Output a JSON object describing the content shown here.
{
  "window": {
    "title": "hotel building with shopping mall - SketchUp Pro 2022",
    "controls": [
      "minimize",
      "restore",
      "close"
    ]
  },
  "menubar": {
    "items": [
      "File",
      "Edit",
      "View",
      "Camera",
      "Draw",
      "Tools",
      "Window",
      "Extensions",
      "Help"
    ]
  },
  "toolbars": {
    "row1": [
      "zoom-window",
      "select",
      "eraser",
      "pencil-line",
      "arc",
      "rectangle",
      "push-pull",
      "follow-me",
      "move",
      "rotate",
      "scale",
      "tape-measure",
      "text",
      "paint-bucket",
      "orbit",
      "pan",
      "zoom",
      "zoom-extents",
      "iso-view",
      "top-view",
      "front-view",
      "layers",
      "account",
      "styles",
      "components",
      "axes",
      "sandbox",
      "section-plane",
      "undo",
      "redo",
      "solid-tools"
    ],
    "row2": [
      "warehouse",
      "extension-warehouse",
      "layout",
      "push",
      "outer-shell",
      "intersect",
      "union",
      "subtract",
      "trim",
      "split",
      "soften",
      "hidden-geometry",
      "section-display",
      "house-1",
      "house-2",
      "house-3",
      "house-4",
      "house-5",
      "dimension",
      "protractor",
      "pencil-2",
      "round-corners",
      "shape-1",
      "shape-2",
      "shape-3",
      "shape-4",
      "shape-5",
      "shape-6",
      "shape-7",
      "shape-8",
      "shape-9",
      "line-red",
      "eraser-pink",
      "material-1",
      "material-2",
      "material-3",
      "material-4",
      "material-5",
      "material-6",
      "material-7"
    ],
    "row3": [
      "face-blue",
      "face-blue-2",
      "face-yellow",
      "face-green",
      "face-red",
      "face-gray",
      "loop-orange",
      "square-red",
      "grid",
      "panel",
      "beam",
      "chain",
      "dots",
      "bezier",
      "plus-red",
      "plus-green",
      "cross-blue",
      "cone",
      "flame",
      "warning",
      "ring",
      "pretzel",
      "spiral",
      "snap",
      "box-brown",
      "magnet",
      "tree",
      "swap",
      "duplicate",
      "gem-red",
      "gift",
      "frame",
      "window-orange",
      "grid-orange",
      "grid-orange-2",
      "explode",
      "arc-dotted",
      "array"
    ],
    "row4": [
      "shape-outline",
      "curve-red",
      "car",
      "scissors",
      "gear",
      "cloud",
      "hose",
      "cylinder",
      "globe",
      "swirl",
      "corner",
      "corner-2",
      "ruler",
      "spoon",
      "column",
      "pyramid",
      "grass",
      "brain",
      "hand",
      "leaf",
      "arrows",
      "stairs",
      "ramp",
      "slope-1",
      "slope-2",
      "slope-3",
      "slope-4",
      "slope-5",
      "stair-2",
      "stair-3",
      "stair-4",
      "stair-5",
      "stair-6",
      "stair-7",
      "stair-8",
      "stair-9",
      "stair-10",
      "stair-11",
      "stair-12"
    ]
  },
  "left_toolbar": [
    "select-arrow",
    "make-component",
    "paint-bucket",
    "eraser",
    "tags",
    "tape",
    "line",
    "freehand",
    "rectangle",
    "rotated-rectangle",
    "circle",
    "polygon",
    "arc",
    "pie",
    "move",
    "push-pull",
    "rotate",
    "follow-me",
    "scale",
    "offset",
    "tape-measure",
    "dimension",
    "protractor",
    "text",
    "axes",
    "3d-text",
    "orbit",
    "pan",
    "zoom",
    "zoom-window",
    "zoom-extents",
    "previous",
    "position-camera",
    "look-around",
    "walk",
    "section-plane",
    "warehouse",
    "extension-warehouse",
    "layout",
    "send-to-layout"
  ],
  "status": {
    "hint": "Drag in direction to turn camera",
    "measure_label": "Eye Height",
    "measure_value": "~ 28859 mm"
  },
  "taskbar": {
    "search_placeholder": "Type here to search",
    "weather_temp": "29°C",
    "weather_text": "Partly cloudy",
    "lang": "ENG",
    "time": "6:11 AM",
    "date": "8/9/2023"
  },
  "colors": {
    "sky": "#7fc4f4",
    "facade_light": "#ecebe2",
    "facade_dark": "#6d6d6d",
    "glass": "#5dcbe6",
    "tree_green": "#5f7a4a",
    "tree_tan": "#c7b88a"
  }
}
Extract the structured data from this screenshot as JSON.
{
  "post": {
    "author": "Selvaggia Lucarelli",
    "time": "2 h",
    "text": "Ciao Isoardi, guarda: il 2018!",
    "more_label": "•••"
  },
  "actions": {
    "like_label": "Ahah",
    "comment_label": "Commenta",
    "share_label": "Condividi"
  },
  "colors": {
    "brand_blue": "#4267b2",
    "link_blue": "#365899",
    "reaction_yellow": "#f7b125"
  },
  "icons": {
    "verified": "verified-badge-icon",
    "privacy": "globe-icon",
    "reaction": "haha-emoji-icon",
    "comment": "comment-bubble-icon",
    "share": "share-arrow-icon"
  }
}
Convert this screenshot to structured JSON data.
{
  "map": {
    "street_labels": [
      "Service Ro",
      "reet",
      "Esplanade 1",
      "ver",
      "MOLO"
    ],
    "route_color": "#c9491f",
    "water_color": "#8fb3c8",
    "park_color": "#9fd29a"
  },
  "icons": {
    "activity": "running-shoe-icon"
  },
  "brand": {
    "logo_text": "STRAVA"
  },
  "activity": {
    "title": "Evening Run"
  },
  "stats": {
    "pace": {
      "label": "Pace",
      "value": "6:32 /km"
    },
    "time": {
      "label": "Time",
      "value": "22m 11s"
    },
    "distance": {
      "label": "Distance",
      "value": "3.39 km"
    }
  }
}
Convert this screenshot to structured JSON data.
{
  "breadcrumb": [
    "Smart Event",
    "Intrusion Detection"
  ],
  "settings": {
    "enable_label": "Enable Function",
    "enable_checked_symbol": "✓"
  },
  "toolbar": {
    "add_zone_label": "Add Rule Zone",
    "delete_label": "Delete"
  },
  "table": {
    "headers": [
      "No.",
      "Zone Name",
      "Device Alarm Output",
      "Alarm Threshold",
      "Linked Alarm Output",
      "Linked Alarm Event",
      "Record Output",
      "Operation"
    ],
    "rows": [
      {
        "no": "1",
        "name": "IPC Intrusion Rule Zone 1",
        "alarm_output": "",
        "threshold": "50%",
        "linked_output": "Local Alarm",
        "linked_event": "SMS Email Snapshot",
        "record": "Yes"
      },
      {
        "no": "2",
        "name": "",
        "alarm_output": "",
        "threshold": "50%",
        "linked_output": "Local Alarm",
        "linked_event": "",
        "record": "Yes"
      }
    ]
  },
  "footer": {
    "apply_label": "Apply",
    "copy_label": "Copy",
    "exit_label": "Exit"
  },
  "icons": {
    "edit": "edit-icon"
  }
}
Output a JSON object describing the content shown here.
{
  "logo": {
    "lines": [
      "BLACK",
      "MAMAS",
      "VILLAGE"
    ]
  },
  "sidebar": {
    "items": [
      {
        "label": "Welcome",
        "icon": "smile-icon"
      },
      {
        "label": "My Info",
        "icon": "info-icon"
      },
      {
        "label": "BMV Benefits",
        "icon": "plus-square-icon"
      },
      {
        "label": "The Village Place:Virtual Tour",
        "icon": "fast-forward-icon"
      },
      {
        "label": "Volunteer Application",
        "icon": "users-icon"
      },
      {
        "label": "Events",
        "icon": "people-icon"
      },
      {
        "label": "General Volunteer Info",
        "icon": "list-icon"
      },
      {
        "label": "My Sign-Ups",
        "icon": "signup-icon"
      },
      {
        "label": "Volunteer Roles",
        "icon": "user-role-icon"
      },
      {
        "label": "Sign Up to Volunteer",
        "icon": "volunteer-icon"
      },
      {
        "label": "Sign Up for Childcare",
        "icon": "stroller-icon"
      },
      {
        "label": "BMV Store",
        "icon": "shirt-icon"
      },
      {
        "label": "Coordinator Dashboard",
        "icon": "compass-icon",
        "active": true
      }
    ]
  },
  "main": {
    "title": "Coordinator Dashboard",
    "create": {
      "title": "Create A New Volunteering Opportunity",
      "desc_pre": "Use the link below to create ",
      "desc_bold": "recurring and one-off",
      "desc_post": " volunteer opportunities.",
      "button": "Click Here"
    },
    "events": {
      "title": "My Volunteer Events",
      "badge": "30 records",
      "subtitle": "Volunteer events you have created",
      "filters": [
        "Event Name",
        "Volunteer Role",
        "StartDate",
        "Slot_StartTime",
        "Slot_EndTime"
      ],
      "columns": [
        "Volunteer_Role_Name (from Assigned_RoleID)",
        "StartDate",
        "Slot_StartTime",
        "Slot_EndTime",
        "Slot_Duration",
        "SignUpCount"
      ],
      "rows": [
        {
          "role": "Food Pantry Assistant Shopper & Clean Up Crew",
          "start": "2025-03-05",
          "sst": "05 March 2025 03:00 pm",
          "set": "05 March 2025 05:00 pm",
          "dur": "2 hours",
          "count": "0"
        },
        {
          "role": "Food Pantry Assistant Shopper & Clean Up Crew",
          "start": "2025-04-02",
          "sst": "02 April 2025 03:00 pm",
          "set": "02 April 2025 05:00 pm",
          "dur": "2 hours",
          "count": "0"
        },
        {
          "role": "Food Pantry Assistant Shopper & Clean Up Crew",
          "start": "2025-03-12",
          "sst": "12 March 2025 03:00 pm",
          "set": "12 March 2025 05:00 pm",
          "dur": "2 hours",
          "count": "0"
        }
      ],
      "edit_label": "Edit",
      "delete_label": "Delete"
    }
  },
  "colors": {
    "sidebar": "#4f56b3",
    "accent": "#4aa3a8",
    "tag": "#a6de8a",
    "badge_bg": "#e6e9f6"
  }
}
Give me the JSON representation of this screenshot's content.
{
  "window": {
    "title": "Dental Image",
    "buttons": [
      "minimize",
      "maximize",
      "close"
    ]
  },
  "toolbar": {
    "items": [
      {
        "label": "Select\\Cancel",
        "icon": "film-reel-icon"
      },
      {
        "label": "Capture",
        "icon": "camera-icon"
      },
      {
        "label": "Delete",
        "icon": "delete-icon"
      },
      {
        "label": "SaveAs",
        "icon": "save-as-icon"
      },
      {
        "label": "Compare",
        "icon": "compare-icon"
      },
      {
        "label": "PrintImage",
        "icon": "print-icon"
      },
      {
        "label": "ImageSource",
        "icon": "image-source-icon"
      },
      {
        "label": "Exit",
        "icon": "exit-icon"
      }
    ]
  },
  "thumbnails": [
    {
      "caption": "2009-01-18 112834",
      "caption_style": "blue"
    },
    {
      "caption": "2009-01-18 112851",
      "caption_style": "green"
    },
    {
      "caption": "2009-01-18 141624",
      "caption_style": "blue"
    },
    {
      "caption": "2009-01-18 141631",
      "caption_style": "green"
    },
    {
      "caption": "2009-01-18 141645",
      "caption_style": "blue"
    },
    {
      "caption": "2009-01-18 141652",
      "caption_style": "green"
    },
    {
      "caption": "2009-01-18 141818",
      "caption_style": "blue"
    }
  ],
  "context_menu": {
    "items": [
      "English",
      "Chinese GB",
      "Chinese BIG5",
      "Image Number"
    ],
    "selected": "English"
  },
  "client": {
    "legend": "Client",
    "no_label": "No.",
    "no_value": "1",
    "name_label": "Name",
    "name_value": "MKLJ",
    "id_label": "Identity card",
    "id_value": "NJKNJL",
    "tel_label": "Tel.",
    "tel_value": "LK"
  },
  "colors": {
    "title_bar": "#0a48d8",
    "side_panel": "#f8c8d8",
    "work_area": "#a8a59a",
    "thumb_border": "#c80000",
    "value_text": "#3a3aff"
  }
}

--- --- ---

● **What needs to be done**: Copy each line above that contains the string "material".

● **Written response**:
      "material-1",
      "material-2",
      "material-3",
      "material-4",
      "material-5",
      "material-6",
      "material-7"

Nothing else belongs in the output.